If you are committed to what you do, you can overcome almost any obstacle.
• The most important thing for a growing business is to have a rolodex. It can take years to develop one that can help you solve any foreseeable problem. Find someone you trust who has a good Rolodex of professionals, until you can build your own. Before the need arises, be prepared with a network of good commercial lawyers, bankers, insurance brokers, labor lawyers, sales tax consultants etc. you can count on. Don’t try to do everything yourself. Connect with good professionals.
• If your company has 20 or more employees, have an employee handbook with company rules and regulations which everyone signs. This will eliminate future disputes on issues such as holiday pay, vacation pay and other benefits. The handbook will also afford protection on any lawsuits brought by former employees.
• Have IT people under contract to help with computer hardware and software issues.
• Choose a good bank. Look at more than just the interest rate offered. See if you can develop a good relationship with a banker who is likely to stay with the bank for a long time. Choose a bank based on introduction and recommendation, not according to who knocks on your door and promises you the “world”.
• One of the most important things in dealing with bank financing is upfront negotiation of financial covenants and reporting requirements. Not conforming to covenants is a trap that can have very drastic repercussions. Being in violation of a covenant is like not making a payment. Such violations can put your company in default of a loan. Be forthcoming in the event that your company may violate similar covenants in the near future. It is possible to request a waiver of the defaulted covenant, but be vigilant.
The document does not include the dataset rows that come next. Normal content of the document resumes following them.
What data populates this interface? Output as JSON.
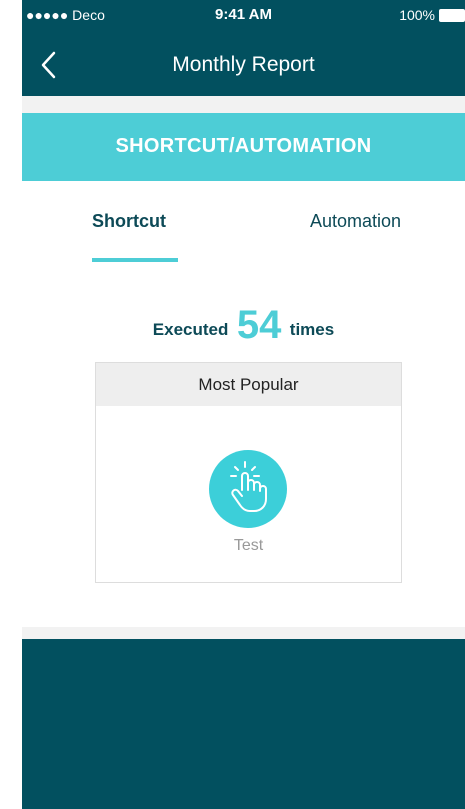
{
  "status_bar": {
    "carrier": "●●●●● Deco",
    "time": "9:41 AM",
    "battery": "100%"
  },
  "nav": {
    "title": "Monthly Report"
  },
  "banner": {
    "title": "SHORTCUT/AUTOMATION"
  },
  "tabs": [
    {
      "label": "Shortcut",
      "active": true
    },
    {
      "label": "Automation",
      "active": false
    }
  ],
  "summary": {
    "prefix": "Executed",
    "count": "54",
    "suffix": "times"
  },
  "card": {
    "header": "Most Popular",
    "item_label": "Test",
    "item_icon": "tap-hand-icon"
  },
  "colors": {
    "dark_teal": "#02505f",
    "accent_cyan": "#4dcdd6"
  }
}
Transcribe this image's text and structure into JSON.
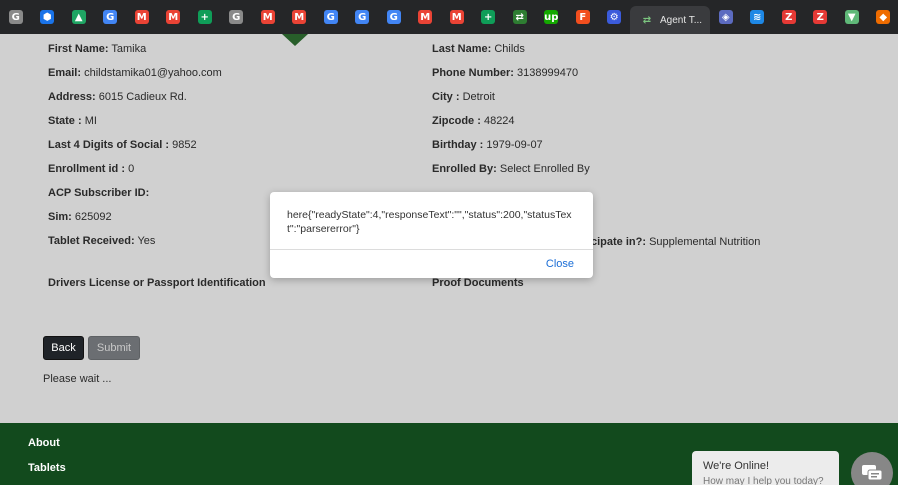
{
  "browser": {
    "tabs": [
      {
        "icon": "g-docs-gray-icon",
        "glyph": "G",
        "color": "#8a8a8a"
      },
      {
        "icon": "blue-hex-icon",
        "glyph": "⬢",
        "color": "#1a73e8"
      },
      {
        "icon": "google-drive-icon",
        "glyph": "▲",
        "color": "#1fa463"
      },
      {
        "icon": "google-icon",
        "glyph": "G",
        "color": "#4285f4"
      },
      {
        "icon": "gmail-icon",
        "glyph": "M",
        "color": "#ea4335"
      },
      {
        "icon": "gmail-icon",
        "glyph": "M",
        "color": "#ea4335"
      },
      {
        "icon": "sheets-plus-icon",
        "glyph": "+",
        "color": "#0f9d58"
      },
      {
        "icon": "g-gray-icon",
        "glyph": "G",
        "color": "#8a8a8a"
      },
      {
        "icon": "gmail-icon",
        "glyph": "M",
        "color": "#ea4335"
      },
      {
        "icon": "gmail-icon",
        "glyph": "M",
        "color": "#ea4335"
      },
      {
        "icon": "google-icon",
        "glyph": "G",
        "color": "#4285f4"
      },
      {
        "icon": "google-icon",
        "glyph": "G",
        "color": "#4285f4"
      },
      {
        "icon": "google-icon",
        "glyph": "G",
        "color": "#4285f4"
      },
      {
        "icon": "gmail-icon",
        "glyph": "M",
        "color": "#ea4335"
      },
      {
        "icon": "gmail-icon",
        "glyph": "M",
        "color": "#ea4335"
      },
      {
        "icon": "sheets-plus-icon",
        "glyph": "+",
        "color": "#0f9d58"
      },
      {
        "icon": "green-arrows-icon",
        "glyph": "⇄",
        "color": "#2e7d32"
      },
      {
        "icon": "upwork-icon",
        "glyph": "up",
        "color": "#14a800"
      },
      {
        "icon": "figma-icon",
        "glyph": "F",
        "color": "#f24e1e"
      },
      {
        "icon": "blue-tool-icon",
        "glyph": "⚙",
        "color": "#3b5bdb"
      }
    ],
    "active_tab": {
      "title": "Agent T...",
      "icon": "agent-tool-icon"
    },
    "tabs_after": [
      {
        "icon": "cube-icon",
        "glyph": "◈",
        "color": "#5c6bc0"
      },
      {
        "icon": "blue-wave-icon",
        "glyph": "≋",
        "color": "#1e88e5"
      },
      {
        "icon": "zotero-icon",
        "glyph": "Z",
        "color": "#e53935"
      },
      {
        "icon": "zotero-icon",
        "glyph": "Z",
        "color": "#e53935"
      },
      {
        "icon": "vuetify-icon",
        "glyph": "▼",
        "color": "#5fb878"
      },
      {
        "icon": "orange-box-icon",
        "glyph": "◆",
        "color": "#ef6c00"
      }
    ]
  },
  "form": {
    "left": [
      {
        "label": "First Name:",
        "value": "Tamika"
      },
      {
        "label": "Email:",
        "value": "childstamika01@yahoo.com"
      },
      {
        "label": "Address:",
        "value": "6015 Cadieux Rd."
      },
      {
        "label": "State :",
        "value": "MI"
      },
      {
        "label": "Last 4 Digits of Social :",
        "value": "9852"
      },
      {
        "label": "Enrollment id :",
        "value": "0"
      },
      {
        "label": "ACP Subscriber ID:",
        "value": ""
      },
      {
        "label": "Sim:",
        "value": "625092"
      },
      {
        "label": "Tablet Received:",
        "value": "Yes"
      }
    ],
    "right": [
      {
        "label": "Last Name:",
        "value": "Childs"
      },
      {
        "label": "Phone Number:",
        "value": "3138999470"
      },
      {
        "label": "City :",
        "value": "Detroit"
      },
      {
        "label": "Zipcode :",
        "value": "48224"
      },
      {
        "label": "Birthday :",
        "value": "1979-09-07"
      },
      {
        "label": "Enrolled By:",
        "value": "Select Enrolled By"
      }
    ],
    "partial_right_label": "cipate in?:",
    "partial_right_value": "Supplemental Nutrition",
    "section_left": "Drivers License or Passport Identification",
    "section_right": "Proof Documents",
    "back_label": "Back",
    "submit_label": "Submit",
    "wait_text": "Please wait ..."
  },
  "modal": {
    "message": "here{\"readyState\":4,\"responseText\":\"\",\"status\":200,\"statusText\":\"parsererror\"}",
    "close_label": "Close"
  },
  "footer": {
    "links": [
      "About",
      "Tablets"
    ]
  },
  "chat_widget": {
    "title": "We're Online!",
    "subtitle": "How may I help you today?"
  },
  "colors": {
    "footer_green": "#124a1d",
    "link_blue": "#1a6dd6",
    "overlay_gray": "#d0d0d0"
  }
}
Without a full understanding of what you are signing onto, banks can insert terms into the agreement that can cause you to incur great losses in the future.
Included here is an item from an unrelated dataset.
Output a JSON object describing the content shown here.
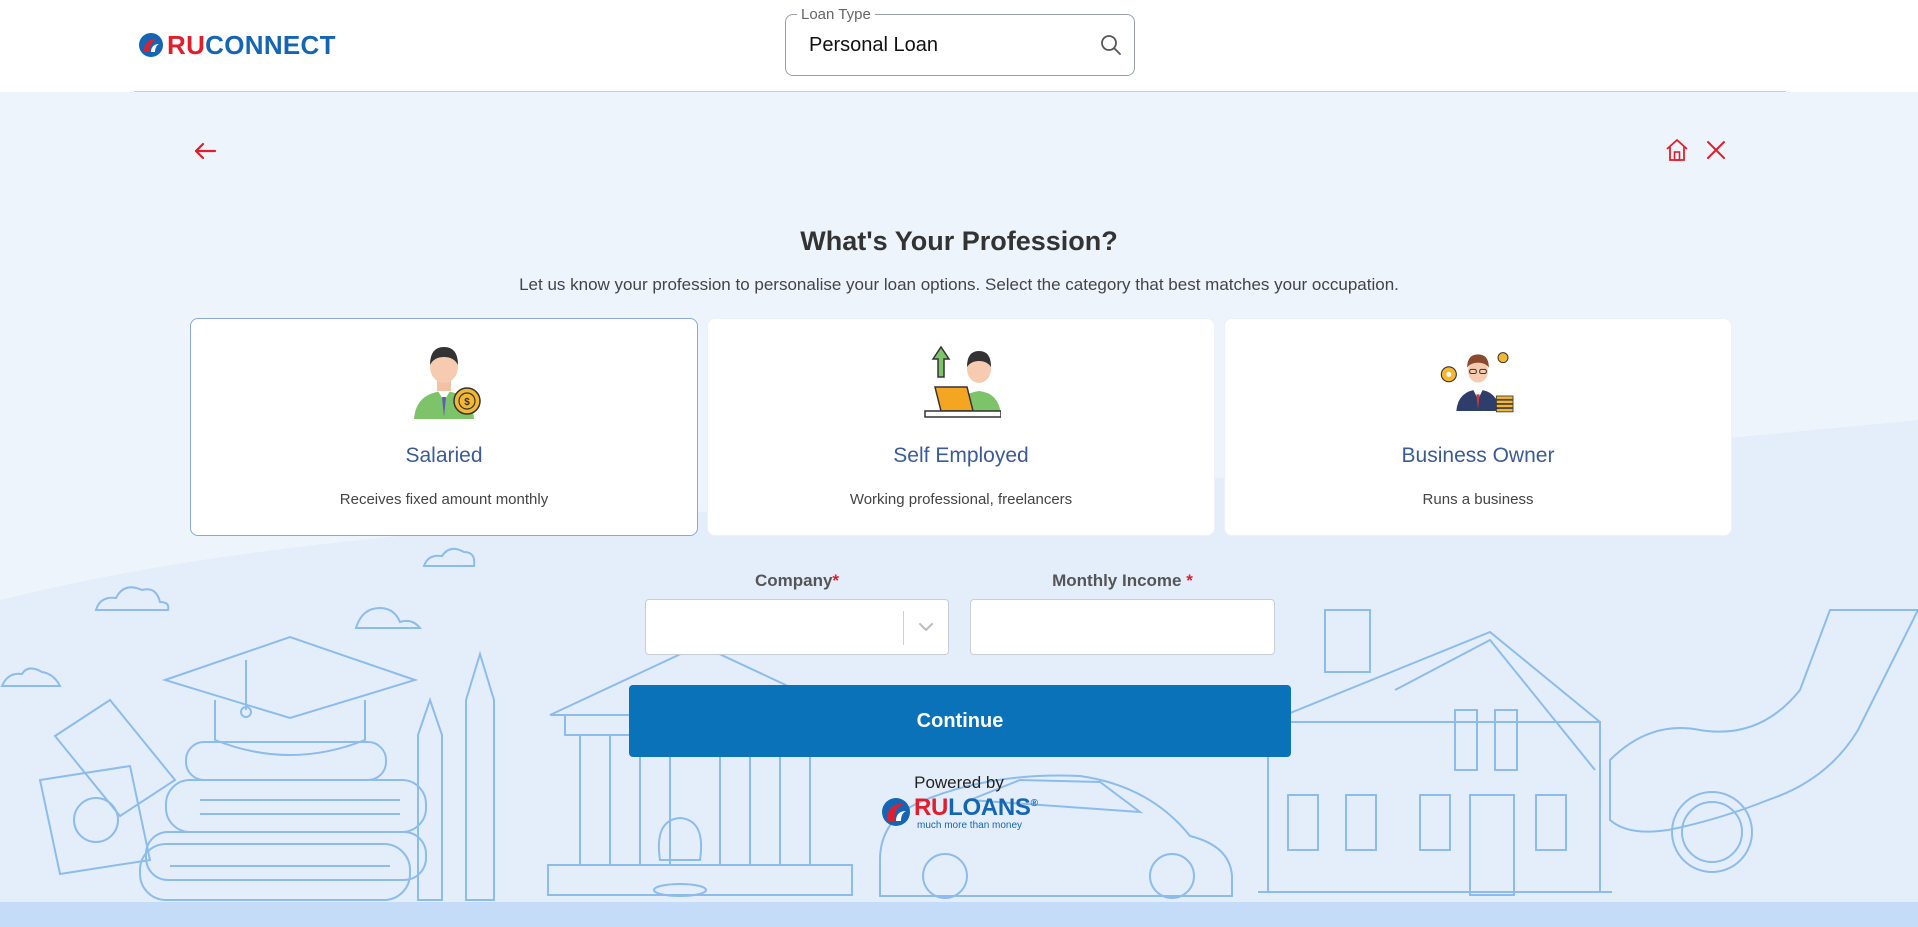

Good record keeping is important for an owner and can help run a business more efficiently. QuickBooks is a very powerful tool that can give you trends, margins and other useful data. Have someone who is expert in setting up QuickBooks tailor-make the program for your company’s record keeping.
• Have your controller prepare a one page summary of operations at the end of each month. Have the report show data that you are interested in, such as margins by product, margins by customer or the minimum dollar amount of a shipment needed to cover delivery costs. You can only know what’s happening with your business if you have these meaningful records.
• Inter-generational issues (father-son, father-son-in-law, siblings) should be handled by a neutral third party. In any shareholders’ agreement, there must be one paragraph indicating that any dispute will be brought before a pre-selected arbitrator, whose decision will be binding for all parties.
• Tax planning usually results in deferring taxes to another year. Deal with today’s tax issues today, and—to a certain extent—worry about tomorrow’s tax laws when the time comes.
• Great tax savings can be achieved independently through charitable giving. If you are able to donate shares of appreciated stock, you can get a double deduction.
• Accounts receivable insurance for larger and high credited companies may very well be worthwhile. Even large companies can go out of business. Such insurance is inexpensive.
• Every businessman should have a contemplated exit strategy. If you plan on selling out, you must plan in advance by organizing your business as much as possible, so it will be saleable for higher multiples.